ASSIGNMENT
Repeat every record exactly as written.

SOURCE MATERIAL
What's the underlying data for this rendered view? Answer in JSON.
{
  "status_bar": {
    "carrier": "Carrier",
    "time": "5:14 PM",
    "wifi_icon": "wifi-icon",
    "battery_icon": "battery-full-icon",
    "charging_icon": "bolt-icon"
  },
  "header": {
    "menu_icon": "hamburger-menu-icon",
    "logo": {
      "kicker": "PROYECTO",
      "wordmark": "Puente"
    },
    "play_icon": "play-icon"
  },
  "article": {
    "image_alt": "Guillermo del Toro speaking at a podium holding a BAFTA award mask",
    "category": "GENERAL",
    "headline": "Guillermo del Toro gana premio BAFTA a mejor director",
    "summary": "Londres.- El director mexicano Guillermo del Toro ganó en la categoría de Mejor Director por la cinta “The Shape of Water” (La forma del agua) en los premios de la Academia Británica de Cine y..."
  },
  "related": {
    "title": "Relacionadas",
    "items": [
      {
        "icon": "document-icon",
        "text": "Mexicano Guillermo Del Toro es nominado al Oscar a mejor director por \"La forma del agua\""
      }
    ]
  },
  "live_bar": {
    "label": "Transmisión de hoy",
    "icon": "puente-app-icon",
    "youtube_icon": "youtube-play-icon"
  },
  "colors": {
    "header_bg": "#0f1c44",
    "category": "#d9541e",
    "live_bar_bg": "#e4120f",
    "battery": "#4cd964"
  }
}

ANSWER SECTION
What's the underlying data for this rendered view? Answer in JSON.
{
  "status_bar": {
    "carrier": "Carrier",
    "time": "5:14 PM",
    "wifi_icon": "wifi-icon",
    "battery_icon": "battery-full-icon",
    "charging_icon": "bolt-icon"
  },
  "header": {
    "menu_icon": "hamburger-menu-icon",
    "logo": {
      "kicker": "PROYECTO",
      "wordmark": "Puente"
    },
    "play_icon": "play-icon"
  },
  "article": {
    "image_alt": "Guillermo del Toro speaking at a podium holding a BAFTA award mask",
    "category": "GENERAL",
    "headline": "Guillermo del Toro gana premio BAFTA a mejor director",
    "summary": "Londres.- El director mexicano Guillermo del Toro ganó en la categoría de Mejor Director por la cinta “The Shape of Water” (La forma del agua) en los premios de la Academia Británica de Cine y..."
  },
  "related": {
    "title": "Relacionadas",
    "items": [
      {
        "icon": "document-icon",
        "text": "Mexicano Guillermo Del Toro es nominado al Oscar a mejor director por \"La forma del agua\""
      }
    ]
  },
  "live_bar": {
    "label": "Transmisión de hoy",
    "icon": "puente-app-icon",
    "youtube_icon": "youtube-play-icon"
  },
  "colors": {
    "header_bg": "#0f1c44",
    "category": "#d9541e",
    "live_bar_bg": "#e4120f",
    "battery": "#4cd964"
  }
}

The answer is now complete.